The feelings between Grant and Abi as well as where their relationship goes from here is only a small part of the book, although if the reader is invested in the series they will be interested in reading what happens. Most of the book focuses on the new mystery which develops when Abi is forced to deal with the problem of excess wool growing on the herd of sheep she has rescued from various unhappy fates. She has developed something of a reputation of a home for unwanted sheep which she takes and gives literary names. Much to her chagrin she learns she must have the sheep shorn for their health which poses the question of what to do with the wool.
In terms of finding a need and filling it, a friend of Abi’s introduces her to a woman who owns a knitting shop and who also runs a women’s shelter called Shepherd’s Rest. Abi is just getting acquainted when she becomes aware of an unsavory lawyer who is trying to railroad the shelter’s inhabitants into a less than desirable property. If there is anything Abi can’t stand it’s someone being taken advantage of, so when she’s asked to become a board member and try to help the shelter ward off this particular problem, she agrees and immediately becomes immersed in their situation.
Things get more complicated when one of the shelter resident’s winds up dead and although it looks like suicide the shelter director, as well as Abi and other residents, has her doubts. Abi agrees to investigate and calls in help from a detective she has worked with in the past. Although it’s not in his jurisdiction, he agrees to speak to the local authorities and urges Abi to leave it at that.
Unable to do that, Abi begins an investigation of her own. Meanwhile another resident disappears, leaving her ten year old daughter abandoned. This convinces Abi the disappearance is either a kidnapping or worse, and she moves into high gear trying to solve both mysteries, the death of the first resident and now the disappearance of another.

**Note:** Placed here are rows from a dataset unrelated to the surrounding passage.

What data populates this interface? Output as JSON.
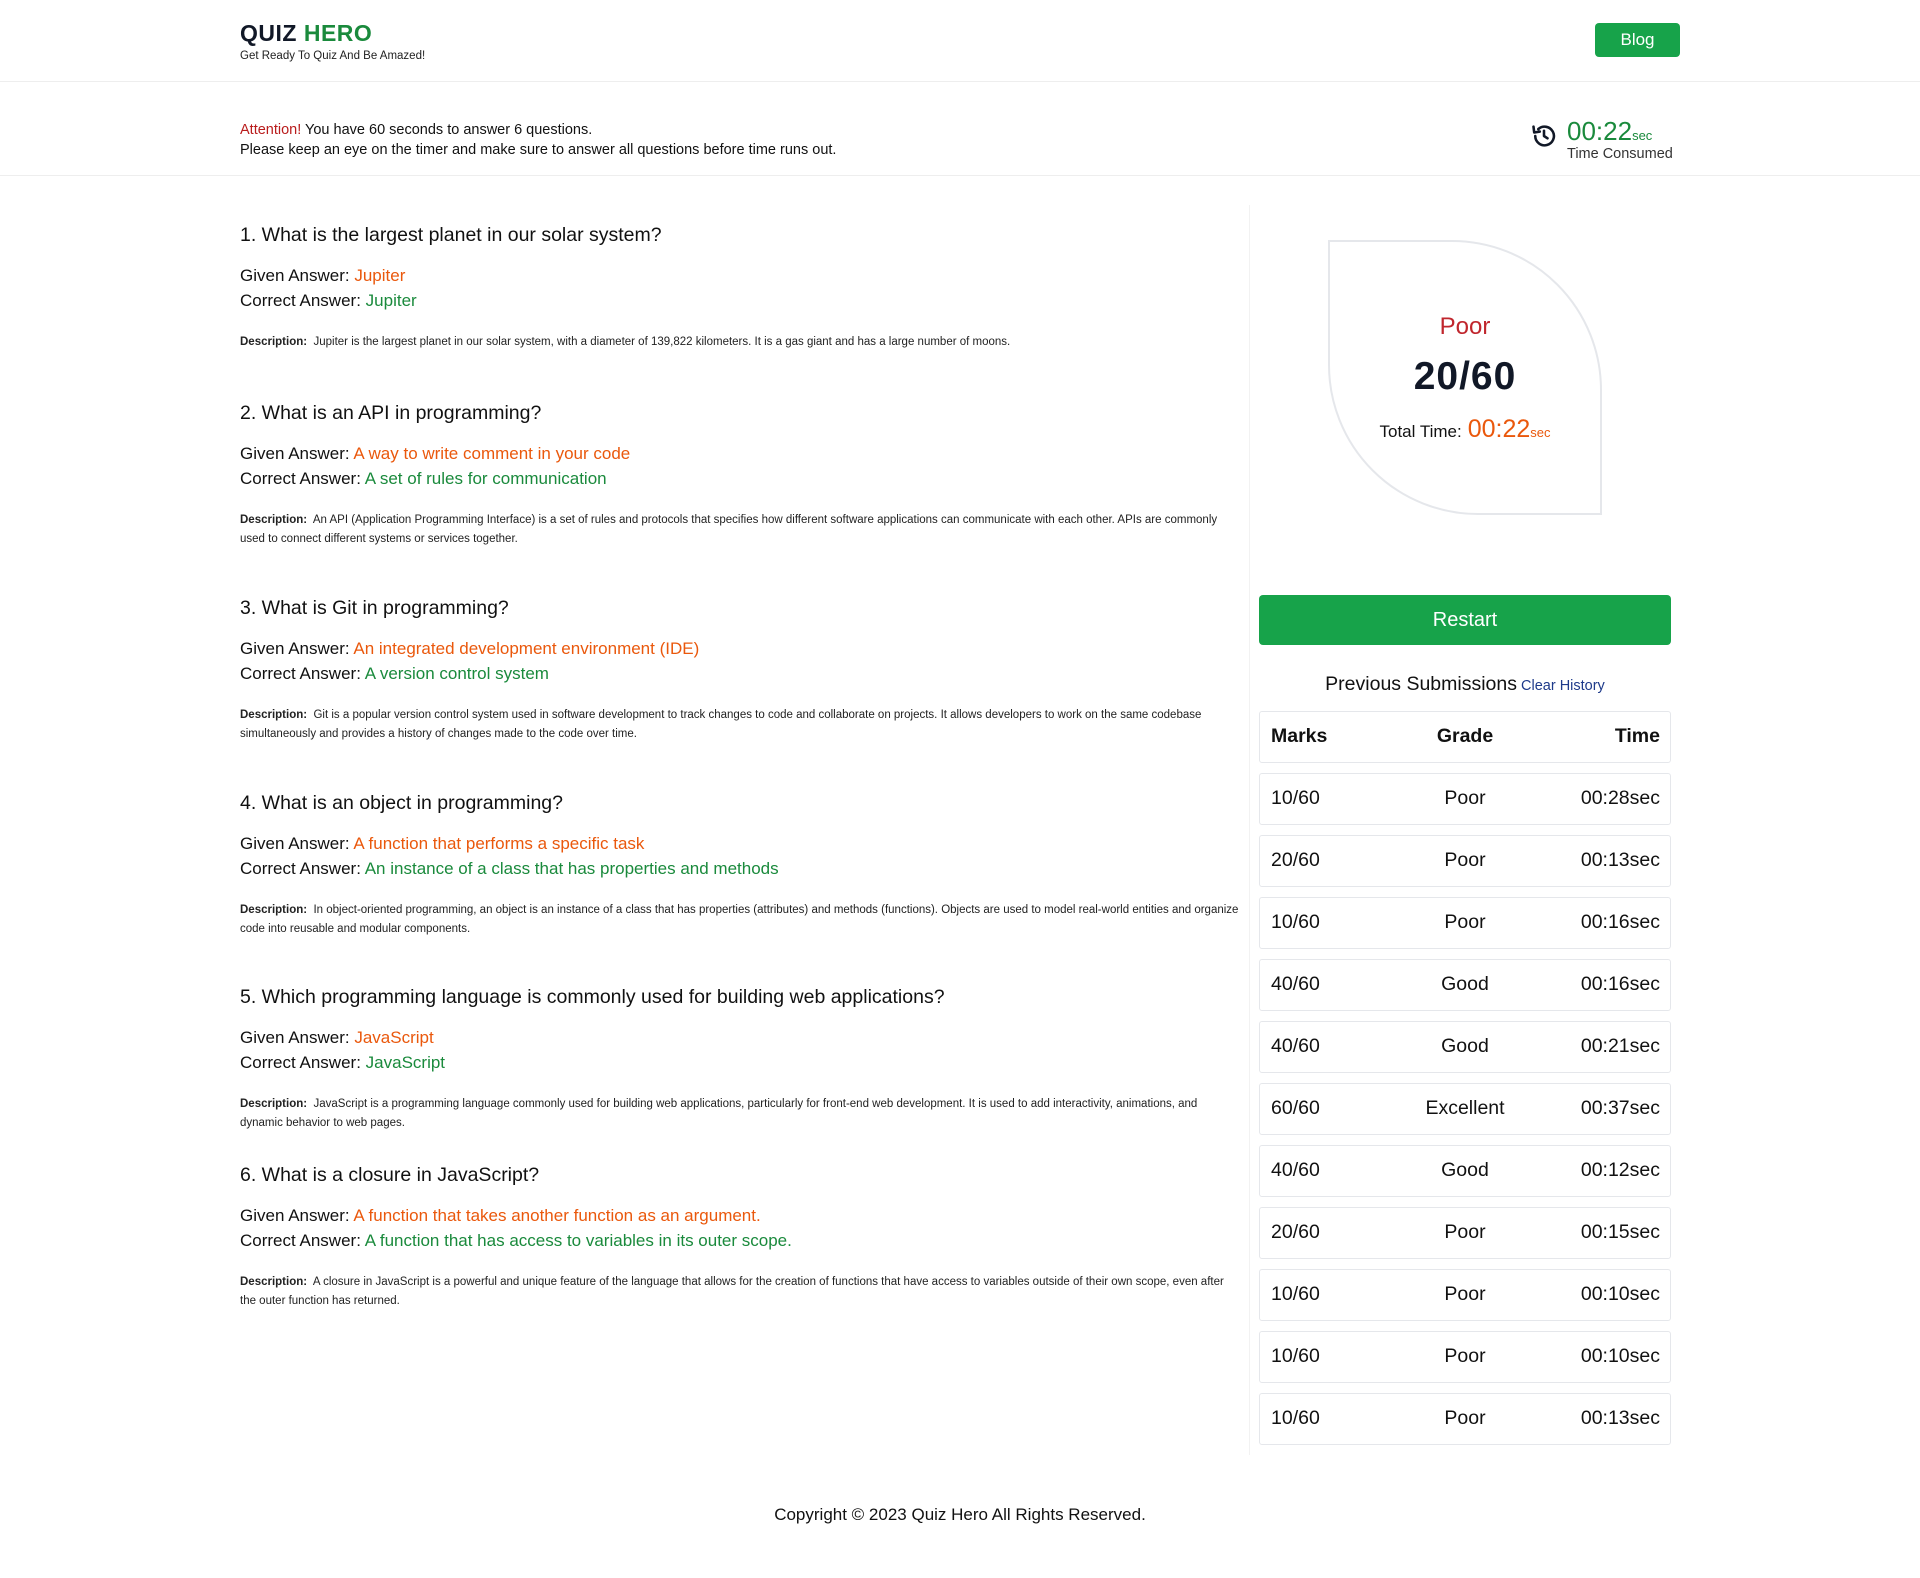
{
  "header": {
    "logo_word1": "QUIZ",
    "logo_word2": "HERO",
    "tagline": "Get Ready To Quiz And Be Amazed!",
    "blog_label": "Blog"
  },
  "notice": {
    "attention_label": "Attention!",
    "line1": " You have 60 seconds to answer 6 questions.",
    "line2": "Please keep an eye on the timer and make sure to answer all questions before time runs out.",
    "timer_value": "00:22",
    "timer_unit": "sec",
    "timer_label": "Time Consumed"
  },
  "labels": {
    "given": "Given Answer: ",
    "correct": "Correct Answer: ",
    "description": "Description:"
  },
  "questions": [
    {
      "title": "1. What is the largest planet in our solar system?",
      "given": "Jupiter",
      "correct": "Jupiter",
      "description": "Jupiter is the largest planet in our solar system, with a diameter of 139,822 kilometers. It is a gas giant and has a large number of moons."
    },
    {
      "title": "2. What is an API in programming?",
      "given": "A way to write comment in your code",
      "correct": "A set of rules for communication",
      "description": "An API (Application Programming Interface) is a set of rules and protocols that specifies how different software applications can communicate with each other. APIs are commonly used to connect different systems or services together."
    },
    {
      "title": "3. What is Git in programming?",
      "given": "An integrated development environment (IDE)",
      "correct": "A version control system",
      "description": "Git is a popular version control system used in software development to track changes to code and collaborate on projects. It allows developers to work on the same codebase simultaneously and provides a history of changes made to the code over time."
    },
    {
      "title": "4. What is an object in programming?",
      "given": "A function that performs a specific task",
      "correct": "An instance of a class that has properties and methods",
      "description": "In object-oriented programming, an object is an instance of a class that has properties (attributes) and methods (functions). Objects are used to model real-world entities and organize code into reusable and modular components."
    },
    {
      "title": "5. Which programming language is commonly used for building web applications?",
      "given": "JavaScript",
      "correct": "JavaScript",
      "description": "JavaScript is a programming language commonly used for building web applications, particularly for front-end web development. It is used to add interactivity, animations, and dynamic behavior to web pages."
    },
    {
      "title": "6. What is a closure in JavaScript?",
      "given": "A function that takes another function as an argument.",
      "correct": "A function that has access to variables in its outer scope.",
      "description": "A closure in JavaScript is a powerful and unique feature of the language that allows for the creation of functions that have access to variables outside of their own scope, even after the outer function has returned."
    }
  ],
  "result": {
    "grade": "Poor",
    "score": "20/60",
    "total_time_label": "Total Time:",
    "total_time_value": "00:22",
    "total_time_unit": "sec",
    "restart_label": "Restart"
  },
  "history": {
    "title": "Previous Submissions",
    "clear_label": "Clear History",
    "headers": [
      "Marks",
      "Grade",
      "Time"
    ],
    "rows": [
      {
        "marks": "10/60",
        "grade": "Poor",
        "time": "00:28sec"
      },
      {
        "marks": "20/60",
        "grade": "Poor",
        "time": "00:13sec"
      },
      {
        "marks": "10/60",
        "grade": "Poor",
        "time": "00:16sec"
      },
      {
        "marks": "40/60",
        "grade": "Good",
        "time": "00:16sec"
      },
      {
        "marks": "40/60",
        "grade": "Good",
        "time": "00:21sec"
      },
      {
        "marks": "60/60",
        "grade": "Excellent",
        "time": "00:37sec"
      },
      {
        "marks": "40/60",
        "grade": "Good",
        "time": "00:12sec"
      },
      {
        "marks": "20/60",
        "grade": "Poor",
        "time": "00:15sec"
      },
      {
        "marks": "10/60",
        "grade": "Poor",
        "time": "00:10sec"
      },
      {
        "marks": "10/60",
        "grade": "Poor",
        "time": "00:10sec"
      },
      {
        "marks": "10/60",
        "grade": "Poor",
        "time": "00:13sec"
      }
    ]
  },
  "footer": {
    "copyright": "Copyright © 2023 Quiz Hero All Rights Reserved."
  },
  "colors": {
    "brand_green": "#1a8a3c",
    "button_green": "#17a34a",
    "wrong_orange": "#ea580c",
    "poor_red": "#c0262d",
    "link_blue": "#1e3a8a"
  },
  "icons": {
    "timer": "history-clock-icon"
  }
}
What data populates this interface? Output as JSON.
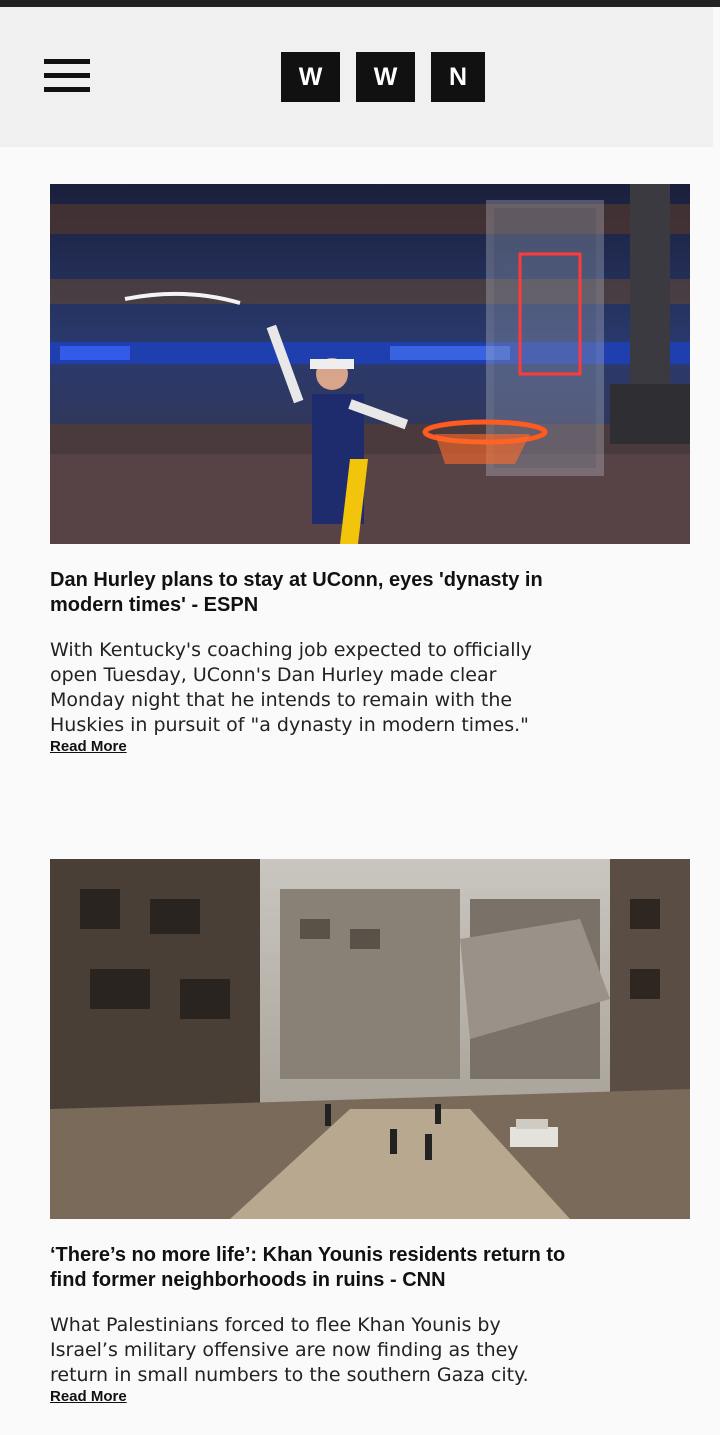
{
  "header": {
    "logo_letters": [
      "W",
      "W",
      "N"
    ]
  },
  "articles": [
    {
      "image_alt": "UConn coach celebrating with net at basketball hoop",
      "title": "Dan Hurley plans to stay at UConn, eyes 'dynasty in modern times' - ESPN",
      "summary": "With Kentucky's coaching job expected to officially open Tuesday, UConn's Dan Hurley made clear Monday night that he intends to remain with the Huskies in pursuit of \"a dynasty in modern times.\"",
      "read_more": "Read More"
    },
    {
      "image_alt": "Destroyed buildings and rubble along a street in Khan Younis",
      "title": "‘There’s no more life’: Khan Younis residents return to find former neighborhoods in ruins - CNN",
      "summary": "What Palestinians forced to flee Khan Younis by Israel’s military offensive are now finding as they return in small numbers to the southern Gaza city.",
      "read_more": "Read More"
    }
  ]
}
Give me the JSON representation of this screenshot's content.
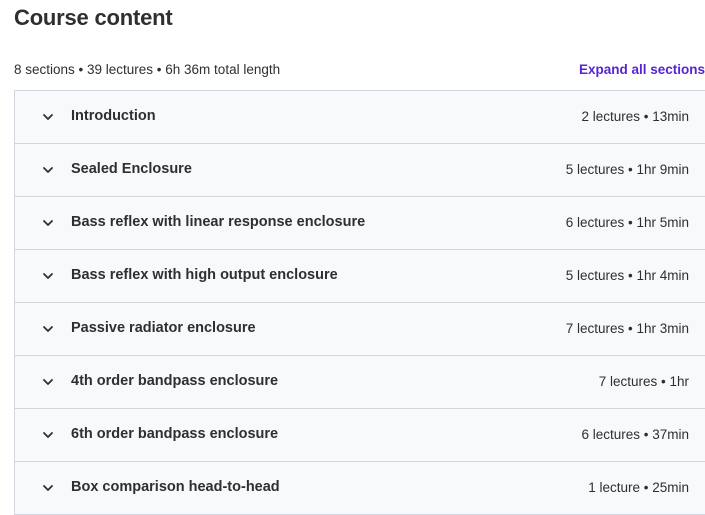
{
  "header": {
    "title": "Course content",
    "summary": "8 sections • 39 lectures • 6h 36m total length",
    "expand_label": "Expand all sections"
  },
  "sections": [
    {
      "title": "Introduction",
      "meta": "2 lectures • 13min"
    },
    {
      "title": "Sealed Enclosure",
      "meta": "5 lectures • 1hr 9min"
    },
    {
      "title": "Bass reflex with linear response enclosure",
      "meta": "6 lectures • 1hr 5min"
    },
    {
      "title": "Bass reflex with high output enclosure",
      "meta": "5 lectures • 1hr 4min"
    },
    {
      "title": "Passive radiator enclosure",
      "meta": "7 lectures • 1hr 3min"
    },
    {
      "title": "4th order bandpass enclosure",
      "meta": "7 lectures • 1hr"
    },
    {
      "title": "6th order bandpass enclosure",
      "meta": "6 lectures • 37min"
    },
    {
      "title": "Box comparison head-to-head",
      "meta": "1 lecture • 25min"
    }
  ],
  "icons": {
    "section_toggle": "chevron-down-icon"
  },
  "colors": {
    "accent": "#5624d0",
    "text": "#2d2f31",
    "row_bg": "#f7f9fa",
    "border": "#d1d7dc"
  }
}
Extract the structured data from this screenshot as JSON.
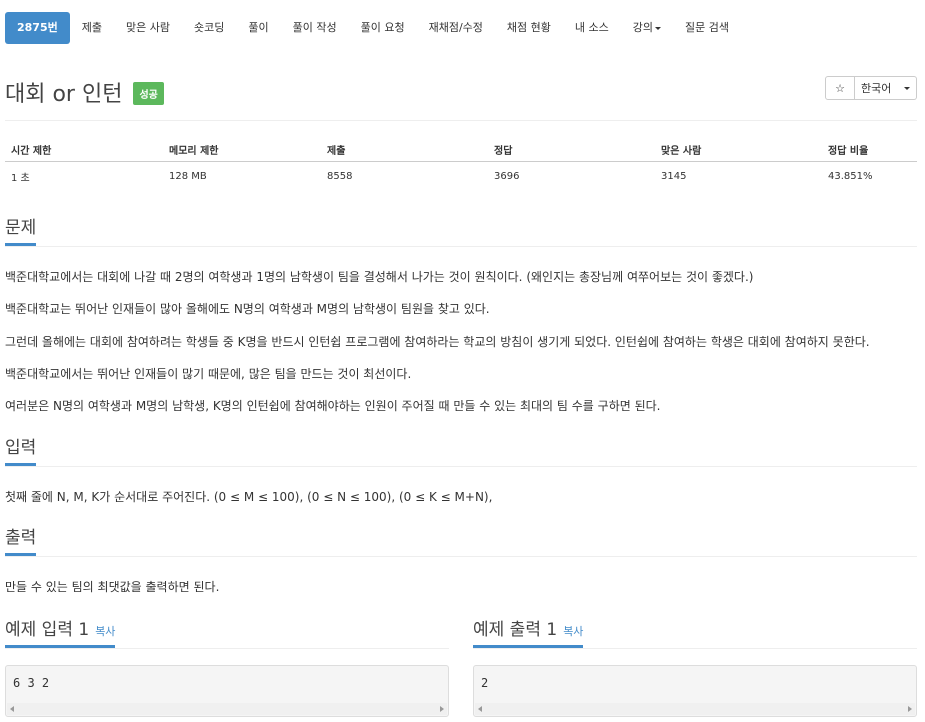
{
  "nav": {
    "items": [
      "2875번",
      "제출",
      "맞은 사람",
      "숏코딩",
      "풀이",
      "풀이 작성",
      "풀이 요청",
      "재채점/수정",
      "채점 현황",
      "내 소스",
      "강의",
      "질문 검색"
    ]
  },
  "problem": {
    "title": "대회 or 인턴",
    "status_badge": "성공",
    "star_icon": "☆",
    "language": "한국어"
  },
  "info_table": {
    "headers": [
      "시간 제한",
      "메모리 제한",
      "제출",
      "정답",
      "맞은 사람",
      "정답 비율"
    ],
    "values": [
      "1 초",
      "128 MB",
      "8558",
      "3696",
      "3145",
      "43.851%"
    ]
  },
  "sections": {
    "problem_heading": "문제",
    "problem_paragraphs": [
      "백준대학교에서는 대회에 나갈 때 2명의 여학생과 1명의 남학생이 팀을 결성해서 나가는 것이 원칙이다. (왜인지는 총장님께 여쭈어보는 것이 좋겠다.)",
      "백준대학교는 뛰어난 인재들이 많아 올해에도 N명의 여학생과 M명의 남학생이 팀원을 찾고 있다.",
      "그런데 올해에는 대회에 참여하려는 학생들 중 K명을 반드시 인턴쉽 프로그램에 참여하라는 학교의 방침이 생기게 되었다. 인턴쉽에 참여하는 학생은 대회에 참여하지 못한다.",
      "백준대학교에서는 뛰어난 인재들이 많기 때문에, 많은 팀을 만드는 것이 최선이다.",
      "여러분은 N명의 여학생과 M명의 남학생, K명의 인턴쉽에 참여해야하는 인원이 주어질 때 만들 수 있는 최대의 팀 수를 구하면 된다."
    ],
    "input_heading": "입력",
    "input_text": "첫째 줄에 N, M, K가 순서대로 주어진다. (0 ≤ M ≤ 100), (0 ≤ N ≤ 100), (0 ≤ K ≤ M+N),",
    "output_heading": "출력",
    "output_text": "만들 수 있는 팀의 최댓값을 출력하면 된다."
  },
  "samples": {
    "input_heading": "예제 입력 1",
    "output_heading": "예제 출력 1",
    "copy_label": "복사",
    "input_value": "6 3 2",
    "output_value": "2"
  }
}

There are some regular characters who appear in this novel who are part of Abi’s regular world. How Abi involves Patrick, one of her friends from her old life and Louisa, a new friend and Grant’s housekeeper add color to the story and substance to Abi’s relationships in general. Mullet provides enough information about the various relationships that the reader can “catch up” quickly, however if you are a person who enjoys reading about relationships as they develop I recommend reading the series from the beginning.
These two murders, along with several other mysteries that are revealed as the book progresses, are well crafted. There are plenty of clues along the way and the veteran mystery reader may find the solution is one they reach before finishing the book. However, the story is so well written and tightly crafted, solving the mystery is unlikely to negatively affect the reader’s enjoyment of the story.
This is a classic cozy and an excellent example of how to craft a good mystery and develop characters who are interesting and whom the reader would enjoy knowing all at the same time. It is also placed in Scotland which adds to the interest as the reader gets to spend a little time in that country without feeling as if (s)he is reading a travelog.
So, there you have my week in a nutshell, or at least some of it. It only took me about two days to read this book, and that was only because I slowed my reading so as to enjoy the story. This is a book and series I highly recommend. Here’s hoping Abi and company continue to provide new and interesting mysteries for us to solve. As always, Happy Reading.